http://meanderingsandreflections.blogspot.com/2010/01/at-home-with-those-asleep.html

Mary said...

Jim, your photos actually took me on a trip there. Although cemeteries are usually a place of quiet, I find them intriguing and mystical. There are no two alike and I have always gotten a sense of peace and calm when visiting. Thanks for sharing :)

Insidejourneys said...

Love the contrasts, as well as your framing.
Old cemeteries have so many stories to tell.
http://insidejourneys.com/?p=7452

Rimly said...

Nice pictures Jim. So close to home. Was there in Kolkata this June

Sabrina - Country Skipper said...

Great pics! And super interesting! I think it's so fascinating how cemeteries are so different depending in the culture.

Nelieta said...

Interesting, it almost looks like the famous La Recoletta cemetery that we have here in Buenos Aires.

Jim said...

Hi Sophie, not a gate but a doorway. I was inside the family mausoleum taking the pic looking out. Eerie.

Jim said...

True Susan they are a very restful place situated so close to the busy noisy city life but the high walls cut the noise down dramatically. A place to escape to.

Jim said...

So true Mary. I'd like to think it is a quiet mystical place also where spirits may rest forever. We spent 2 hours there just reading all the headstones.

Michael Figueiredo said...

Such beautiful photography, Jim. I love the way you framed the shots with windows, arches, etc.

Jim said...

Thanks Insidejourneys. With those huge old style memorials and family mausoleums it gave great opportunities to get that framing effect.

Jim said...

Hi Rimly, I thought you may appreciate this. I haven't posted enough on India and being such a fascinating country of contrasts I really should!

Jim said...

Thanks Sabrina. We think the same way. They are often where we start to get a sense of the place and history.

Jim said...

You'll have to post up pics so we can see Nelieta.

Debbie Beardsley @ European Travelista said...

What a great cemetery! I too visit cemeteries when traveling. They are usually very interesting and you can learn about the history and people. This one also looks peaceful.

Cathy Sweeney said...

Very interesting. I think these old cemeteries are so interesting in the stories they tell. I've been visiting them since I traveled with my parents long ago --- always so sad to see the graves of the very young who have died.

jade said...

wow- the stark gravestones compared to the lush greenery is beautiful. great shots!

Jan said...

This is so interesting and beautiful Jim. I am so excited to follow your travels. the photos are stunning. I am glad that we have as humans furthered our education of these illnesses.<3

NvGtravels said...

Ha ha, my husband is always teasing me about my fascination with cemeteries. I love your image of an old cemetery being like a library. I've been to a few other Raj-era cemeteries in India and there sure were a lot of ways those young people could die... Love the framed photos also. Really must get to Kolkota!

Gladys | WanderingTandem.com said...

love your first photo. interesting play of light and shadows :)

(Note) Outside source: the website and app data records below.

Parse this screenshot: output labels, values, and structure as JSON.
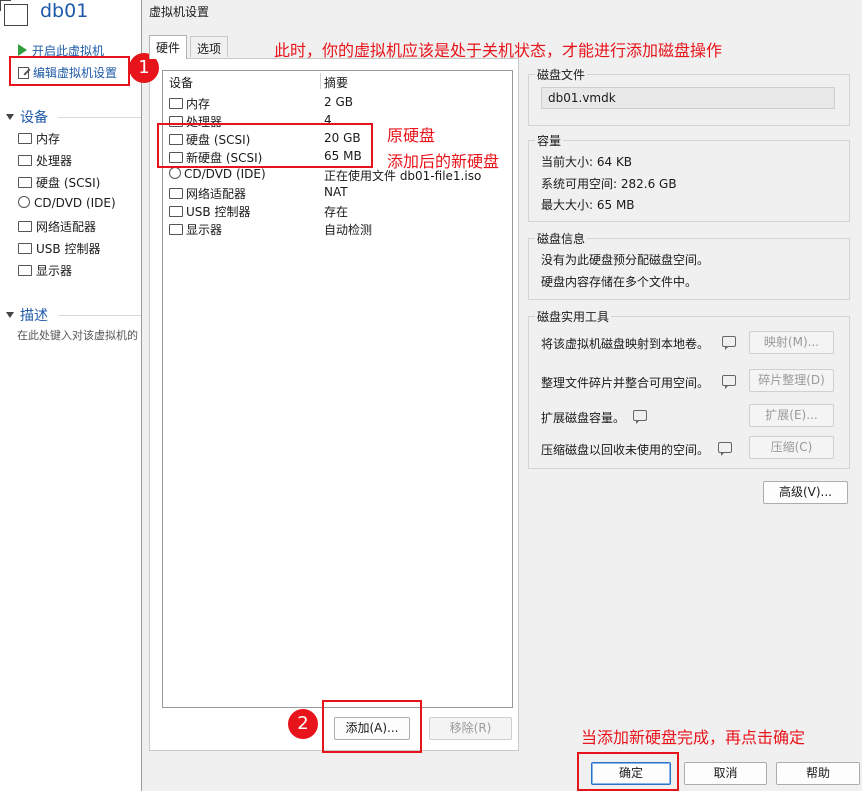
{
  "left_panel": {
    "vm_name": "db01",
    "power_on_link": "开启此虚拟机",
    "edit_settings_link": "编辑虚拟机设置",
    "devices_heading": "设备",
    "devices": [
      {
        "name": "内存",
        "icon": "memory-icon"
      },
      {
        "name": "处理器",
        "icon": "cpu-icon"
      },
      {
        "name": "硬盘 (SCSI)",
        "icon": "disk-icon"
      },
      {
        "name": "CD/DVD (IDE)",
        "icon": "cdrom-icon"
      },
      {
        "name": "网络适配器",
        "icon": "network-icon"
      },
      {
        "name": "USB 控制器",
        "icon": "usb-icon"
      },
      {
        "name": "显示器",
        "icon": "monitor-icon"
      }
    ],
    "description_heading": "描述",
    "description_placeholder": "在此处键入对该虚拟机的"
  },
  "dialog": {
    "title": "虚拟机设置",
    "tabs": [
      "硬件",
      "选项"
    ],
    "hw_headers": {
      "device": "设备",
      "summary": "摘要"
    },
    "hw_rows": [
      {
        "device": "内存",
        "summary": "2 GB",
        "icon": "memory-icon"
      },
      {
        "device": "处理器",
        "summary": "4",
        "icon": "cpu-icon"
      },
      {
        "device": "硬盘 (SCSI)",
        "summary": "20 GB",
        "icon": "disk-icon"
      },
      {
        "device": "新硬盘 (SCSI)",
        "summary": "65 MB",
        "icon": "disk-icon"
      },
      {
        "device": "CD/DVD (IDE)",
        "summary": "正在使用文件 db01-file1.iso",
        "icon": "cdrom-icon"
      },
      {
        "device": "网络适配器",
        "summary": "NAT",
        "icon": "network-icon"
      },
      {
        "device": "USB 控制器",
        "summary": "存在",
        "icon": "usb-icon"
      },
      {
        "device": "显示器",
        "summary": "自动检测",
        "icon": "monitor-icon"
      }
    ],
    "add_button": "添加(A)...",
    "remove_button": "移除(R)",
    "disk_file": {
      "title": "磁盘文件",
      "value": "db01.vmdk"
    },
    "capacity": {
      "title": "容量",
      "current": "当前大小: 64 KB",
      "available": "系统可用空间: 282.6 GB",
      "max": "最大大小: 65 MB"
    },
    "disk_info": {
      "title": "磁盘信息",
      "line1": "没有为此硬盘预分配磁盘空间。",
      "line2": "硬盘内容存储在多个文件中。"
    },
    "utilities": {
      "title": "磁盘实用工具",
      "items": [
        {
          "text": "将该虚拟机磁盘映射到本地卷。",
          "button": "映射(M)...",
          "disabled": true
        },
        {
          "text": "整理文件碎片并整合可用空间。",
          "button": "碎片整理(D)",
          "disabled": true
        },
        {
          "text": "扩展磁盘容量。",
          "button": "扩展(E)...",
          "disabled": true
        },
        {
          "text": "压缩磁盘以回收未使用的空间。",
          "button": "压缩(C)",
          "disabled": true
        }
      ]
    },
    "advanced_button": "高级(V)...",
    "ok_button": "确定",
    "cancel_button": "取消",
    "help_button": "帮助"
  },
  "annotations": {
    "top_note": "此时，你的虚拟机应该是处于关机状态，才能进行添加磁盘操作",
    "original_disk": "原硬盘",
    "new_disk": "添加后的新硬盘",
    "confirm_note": "当添加新硬盘完成，再点击确定",
    "badge1": "1",
    "badge2": "2",
    "accent_color": "#e8141b"
  }
}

Jen said...

this may sound morbid but i really love cemeteries...i'm always fascinated by the headstones and who those people may have been...

Aussie on the Road said...

I'm glad I'm not alone in my somewhat morbid fascination with graveyards and cemeteries. I could explore them for hours.